            A major reason that business has played this role is that it “thinks not about how to relate to Belarusianization but rather about how to work with it. And if it sees that Belarusian language communication, the use of the language and the advancement of Belarusian culture really works, then it accepts this and uses it in its business activity.”

            And that is the case even though many in the intellectual elites who have promoted Belarusian culture “continue to deny or to be afraid to recognize that this soft Belarusianization already has happened.” They note that there aren’t enough real Belarusian language teachers to transform the educational system.

            Within the Lukashenka regime, there are many people who would like to support Belarusianization but remain frightened by what they assume would be the reaction of Moscow.  That is why there is no reason to expect the state to pursue a consistent language policy anytime in the near future.
            But paradoxically, the fact that the state “is not playing first chair in popularizing Belarusian” has its positive side:  Many intellectuals would be suspicious of what the current government is doing if it pushed Belarusian anytime soon and would assume that Minsk would just as quickly change course if it felt it had to, thus undermining any effort.

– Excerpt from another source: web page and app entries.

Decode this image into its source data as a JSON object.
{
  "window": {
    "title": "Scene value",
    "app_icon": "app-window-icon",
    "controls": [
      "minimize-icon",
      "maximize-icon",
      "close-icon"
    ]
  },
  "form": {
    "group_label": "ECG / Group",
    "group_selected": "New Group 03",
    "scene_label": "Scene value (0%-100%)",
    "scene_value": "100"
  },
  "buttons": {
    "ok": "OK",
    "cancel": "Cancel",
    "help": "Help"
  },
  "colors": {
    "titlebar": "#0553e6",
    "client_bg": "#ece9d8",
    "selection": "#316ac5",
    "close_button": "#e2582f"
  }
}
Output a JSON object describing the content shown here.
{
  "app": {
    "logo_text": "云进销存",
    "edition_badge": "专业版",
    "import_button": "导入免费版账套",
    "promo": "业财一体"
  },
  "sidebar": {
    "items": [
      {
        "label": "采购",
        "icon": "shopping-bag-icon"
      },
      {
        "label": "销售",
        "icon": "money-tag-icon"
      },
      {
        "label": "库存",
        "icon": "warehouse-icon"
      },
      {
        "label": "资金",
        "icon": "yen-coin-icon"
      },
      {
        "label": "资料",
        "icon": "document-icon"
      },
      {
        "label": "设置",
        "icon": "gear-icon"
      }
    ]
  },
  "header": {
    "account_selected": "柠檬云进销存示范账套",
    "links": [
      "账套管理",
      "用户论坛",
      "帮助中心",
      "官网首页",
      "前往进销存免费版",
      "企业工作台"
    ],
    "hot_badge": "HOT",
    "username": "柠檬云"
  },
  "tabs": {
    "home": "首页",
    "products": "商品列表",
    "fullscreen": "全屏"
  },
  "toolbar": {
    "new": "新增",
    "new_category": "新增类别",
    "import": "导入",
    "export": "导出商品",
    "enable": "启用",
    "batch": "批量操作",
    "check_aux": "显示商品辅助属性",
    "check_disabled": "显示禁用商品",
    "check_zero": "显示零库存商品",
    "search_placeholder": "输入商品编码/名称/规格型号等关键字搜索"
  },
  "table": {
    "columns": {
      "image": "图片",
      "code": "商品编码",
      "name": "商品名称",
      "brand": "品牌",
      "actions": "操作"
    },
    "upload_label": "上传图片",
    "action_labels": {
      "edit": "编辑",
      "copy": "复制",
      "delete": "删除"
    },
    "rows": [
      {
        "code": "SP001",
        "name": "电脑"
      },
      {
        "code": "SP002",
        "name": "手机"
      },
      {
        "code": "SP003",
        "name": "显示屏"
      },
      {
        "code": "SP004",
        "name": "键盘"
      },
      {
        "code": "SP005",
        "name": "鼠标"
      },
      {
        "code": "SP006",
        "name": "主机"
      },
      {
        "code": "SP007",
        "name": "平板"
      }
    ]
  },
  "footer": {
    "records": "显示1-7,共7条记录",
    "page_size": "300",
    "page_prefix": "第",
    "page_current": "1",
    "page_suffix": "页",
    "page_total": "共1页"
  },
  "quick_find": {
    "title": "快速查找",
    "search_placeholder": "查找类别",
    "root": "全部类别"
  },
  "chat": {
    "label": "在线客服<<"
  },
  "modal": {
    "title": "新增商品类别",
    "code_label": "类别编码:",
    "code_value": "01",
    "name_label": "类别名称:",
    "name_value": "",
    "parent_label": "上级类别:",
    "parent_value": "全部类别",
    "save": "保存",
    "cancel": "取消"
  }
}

            So for the time being, Mozheyko says, “the initiative lies on the shoulders” of business and civil society. But that means that even the Belarusian government will find it ever more difficult to stop, whatever fears it may have about Moscow’s possible response. 

Monday, June 26, 2017

Internet More Influential in Russian Regions than in Moscow, Schulmann Says

Paul Goble

            Staunton, June 27 – Although the Internet came first to Moscow and the major cities, Yekaterina Schulmann says, now, “people in Russian regions spend more time on the Internet and on social media than do residents of Moscow and St. Petersburg,” exactly the opposite of what most people in the Russian capitals think.
            The senior scholar at the Presidential Academy of Economics and State Administration says on Radio Sol that “in the regions, the audience is larger than in the capitals and it spends more time there as well,” largely because “in the regions, there are many fewer means of obtaining information or finding entertainment” (salt.zone/news/8089).

            And in this absence of numerous public spaces, Schulmann continues, “precisely the regional user” – especially in northern parts of the country – “is becoming more attentive, selective and thoughtful,” again exactly the opposite of the image of Russia beyond the ring road in the minds of Muscovites and most Western observers.